It was a busy week for the FCC.
More than just a bleep-inserting, black-box-placing, Super Bowl-halftime-show-policing censorship outlet, the Federal Communications Commission acts as the federal government’s eyes and ears when it comes to TV, radio, and other forms of media. And in an attempt to adjust to a rapidly evolving landscape, the FCC is aiming to modernize itself.
On Wednesday, officials announced the FCC will release robocall and telemarketing consumer complaint data each week in an attempt to help developers create, design and implement “do-not-disturb” technologies that allow customers to block unwanted calls or texts.
You know the kind. Me? I’ve been offered several free cruises. So annoying. Can’t a guy walk down the street without being offered a free vacation?
The data, including originating phone numbers of the telemarketers and automated robocalls we all know and love, will be released and available on the FCC’s Consumer Help Center’s website, the commission announced. The data can be found here: http://go.usa.gov/3S7Aj.
And it gets better: Unlike most organizations, the FCC wants to hear your complaints.
Last year, they heard from over 215,000 consumers. That’s almost 600 per day. The input is vital to policy decisions and can be used by the commission’s enforcement bureau to track trends and enforce violations, officials said. In short, the FCC is making a concerted effort to tune in to the issues facing you, the consumer.

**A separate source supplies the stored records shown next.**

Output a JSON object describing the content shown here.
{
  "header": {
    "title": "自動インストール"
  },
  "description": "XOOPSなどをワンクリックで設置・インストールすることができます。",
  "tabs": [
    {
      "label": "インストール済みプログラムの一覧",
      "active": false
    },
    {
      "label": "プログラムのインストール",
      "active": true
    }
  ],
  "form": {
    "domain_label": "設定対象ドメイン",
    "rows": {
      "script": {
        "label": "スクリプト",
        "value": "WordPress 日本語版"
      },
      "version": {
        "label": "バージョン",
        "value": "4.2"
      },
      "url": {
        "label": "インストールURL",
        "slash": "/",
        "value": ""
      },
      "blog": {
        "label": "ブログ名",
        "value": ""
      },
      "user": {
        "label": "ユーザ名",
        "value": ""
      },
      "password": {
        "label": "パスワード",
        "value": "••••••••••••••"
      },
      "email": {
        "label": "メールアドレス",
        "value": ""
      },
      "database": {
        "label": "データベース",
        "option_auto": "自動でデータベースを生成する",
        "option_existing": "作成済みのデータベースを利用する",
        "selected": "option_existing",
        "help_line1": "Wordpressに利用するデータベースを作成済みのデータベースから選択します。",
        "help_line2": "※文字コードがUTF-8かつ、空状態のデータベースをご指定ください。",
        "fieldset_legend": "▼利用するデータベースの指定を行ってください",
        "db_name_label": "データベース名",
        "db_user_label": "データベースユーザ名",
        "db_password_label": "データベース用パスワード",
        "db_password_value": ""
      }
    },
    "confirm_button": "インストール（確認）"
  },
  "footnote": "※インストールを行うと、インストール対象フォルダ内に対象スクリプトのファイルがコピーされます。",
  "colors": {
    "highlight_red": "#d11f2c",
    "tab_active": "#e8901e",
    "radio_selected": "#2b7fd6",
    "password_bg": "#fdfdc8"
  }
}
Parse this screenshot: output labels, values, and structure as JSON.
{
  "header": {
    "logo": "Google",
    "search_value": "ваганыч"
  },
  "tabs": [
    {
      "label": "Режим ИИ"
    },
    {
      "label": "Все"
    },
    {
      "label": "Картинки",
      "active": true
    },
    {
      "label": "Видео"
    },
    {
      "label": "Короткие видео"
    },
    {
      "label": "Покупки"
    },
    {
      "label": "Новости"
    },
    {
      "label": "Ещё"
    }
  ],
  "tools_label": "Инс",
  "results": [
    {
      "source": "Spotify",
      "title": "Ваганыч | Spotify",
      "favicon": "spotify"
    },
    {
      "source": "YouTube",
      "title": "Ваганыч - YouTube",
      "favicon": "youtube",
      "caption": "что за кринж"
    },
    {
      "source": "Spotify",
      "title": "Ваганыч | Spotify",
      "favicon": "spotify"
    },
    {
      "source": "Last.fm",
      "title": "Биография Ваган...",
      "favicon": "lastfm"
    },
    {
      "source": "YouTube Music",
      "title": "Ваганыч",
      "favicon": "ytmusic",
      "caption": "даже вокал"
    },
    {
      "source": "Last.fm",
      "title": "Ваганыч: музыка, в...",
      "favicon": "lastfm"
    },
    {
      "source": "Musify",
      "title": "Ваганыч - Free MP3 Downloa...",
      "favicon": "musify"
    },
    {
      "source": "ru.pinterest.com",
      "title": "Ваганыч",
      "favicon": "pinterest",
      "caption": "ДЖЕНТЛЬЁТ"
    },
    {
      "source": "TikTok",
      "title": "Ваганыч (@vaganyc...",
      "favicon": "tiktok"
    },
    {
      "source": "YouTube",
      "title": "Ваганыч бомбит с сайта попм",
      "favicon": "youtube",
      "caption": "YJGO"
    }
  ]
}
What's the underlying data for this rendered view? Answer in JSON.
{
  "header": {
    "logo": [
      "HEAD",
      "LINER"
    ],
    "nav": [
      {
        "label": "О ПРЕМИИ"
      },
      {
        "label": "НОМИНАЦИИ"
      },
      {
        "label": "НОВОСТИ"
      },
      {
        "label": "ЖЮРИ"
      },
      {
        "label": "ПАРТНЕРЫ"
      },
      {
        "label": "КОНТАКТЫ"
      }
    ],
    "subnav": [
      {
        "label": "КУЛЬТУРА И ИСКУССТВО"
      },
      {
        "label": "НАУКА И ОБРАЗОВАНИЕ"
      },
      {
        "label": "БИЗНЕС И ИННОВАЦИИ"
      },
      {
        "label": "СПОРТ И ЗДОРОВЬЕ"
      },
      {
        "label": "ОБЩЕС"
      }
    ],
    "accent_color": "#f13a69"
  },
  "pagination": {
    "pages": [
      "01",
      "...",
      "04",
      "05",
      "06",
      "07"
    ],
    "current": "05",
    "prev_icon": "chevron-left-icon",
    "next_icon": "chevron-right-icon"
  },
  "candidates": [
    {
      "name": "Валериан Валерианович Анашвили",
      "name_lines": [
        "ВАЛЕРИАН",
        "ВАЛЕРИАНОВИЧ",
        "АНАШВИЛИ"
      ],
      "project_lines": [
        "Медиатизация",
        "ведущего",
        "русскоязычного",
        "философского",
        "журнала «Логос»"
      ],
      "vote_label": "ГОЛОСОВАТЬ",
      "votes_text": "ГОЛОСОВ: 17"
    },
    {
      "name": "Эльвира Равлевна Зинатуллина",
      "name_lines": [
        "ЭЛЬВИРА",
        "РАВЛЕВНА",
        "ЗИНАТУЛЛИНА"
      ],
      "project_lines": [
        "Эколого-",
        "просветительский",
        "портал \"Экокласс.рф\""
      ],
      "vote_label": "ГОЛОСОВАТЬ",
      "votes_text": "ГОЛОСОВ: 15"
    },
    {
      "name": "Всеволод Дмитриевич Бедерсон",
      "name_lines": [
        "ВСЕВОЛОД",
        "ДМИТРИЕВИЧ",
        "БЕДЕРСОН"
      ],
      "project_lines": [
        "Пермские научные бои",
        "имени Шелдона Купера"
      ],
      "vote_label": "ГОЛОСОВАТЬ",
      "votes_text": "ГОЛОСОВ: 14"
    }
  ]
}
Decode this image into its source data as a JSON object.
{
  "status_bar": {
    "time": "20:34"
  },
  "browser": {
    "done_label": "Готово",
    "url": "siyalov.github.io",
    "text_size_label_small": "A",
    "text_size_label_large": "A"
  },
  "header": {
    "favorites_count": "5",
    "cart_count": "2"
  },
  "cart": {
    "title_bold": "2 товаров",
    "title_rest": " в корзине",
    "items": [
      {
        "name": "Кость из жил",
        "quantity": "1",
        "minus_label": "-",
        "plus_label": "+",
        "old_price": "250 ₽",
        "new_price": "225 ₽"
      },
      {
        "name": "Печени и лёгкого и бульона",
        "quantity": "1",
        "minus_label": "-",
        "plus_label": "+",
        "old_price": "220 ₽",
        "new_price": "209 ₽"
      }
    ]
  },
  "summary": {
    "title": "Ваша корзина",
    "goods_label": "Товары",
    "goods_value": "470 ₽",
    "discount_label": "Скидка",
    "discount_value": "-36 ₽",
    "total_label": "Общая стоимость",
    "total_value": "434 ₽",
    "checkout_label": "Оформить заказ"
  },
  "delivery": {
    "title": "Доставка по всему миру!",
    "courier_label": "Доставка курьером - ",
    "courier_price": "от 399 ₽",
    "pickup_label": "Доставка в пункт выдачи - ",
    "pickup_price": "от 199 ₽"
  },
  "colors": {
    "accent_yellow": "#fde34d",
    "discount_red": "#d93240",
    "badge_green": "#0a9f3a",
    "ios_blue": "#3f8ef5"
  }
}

Also last week, the FCC dropped the hammer on six companies who swindled consumers over deceptive, pre-paid calling cards.
The organization fined the six companies — Locus Telecommunications Inc., Lyca Tel LLC, NobelTel LLC, Simple Network Inc., STi Telecom Inc. and Touch-Tel USA LLC — $5 million each for marketing calling cards that had far fewer calling minutes than what was advertised. The investigation into the six companies began in 2011.
Most of the companies targeted immigrants, according to the FCC’s report. The calling cards are popular within immigrant communities to help them stay in touch with family and friends in their home countries, the report said.
A summary of the FCC’s rules protecting consumers from fraud, deception and other dastardly behavior can be found here: http://go.usa.gov/3e6ZP.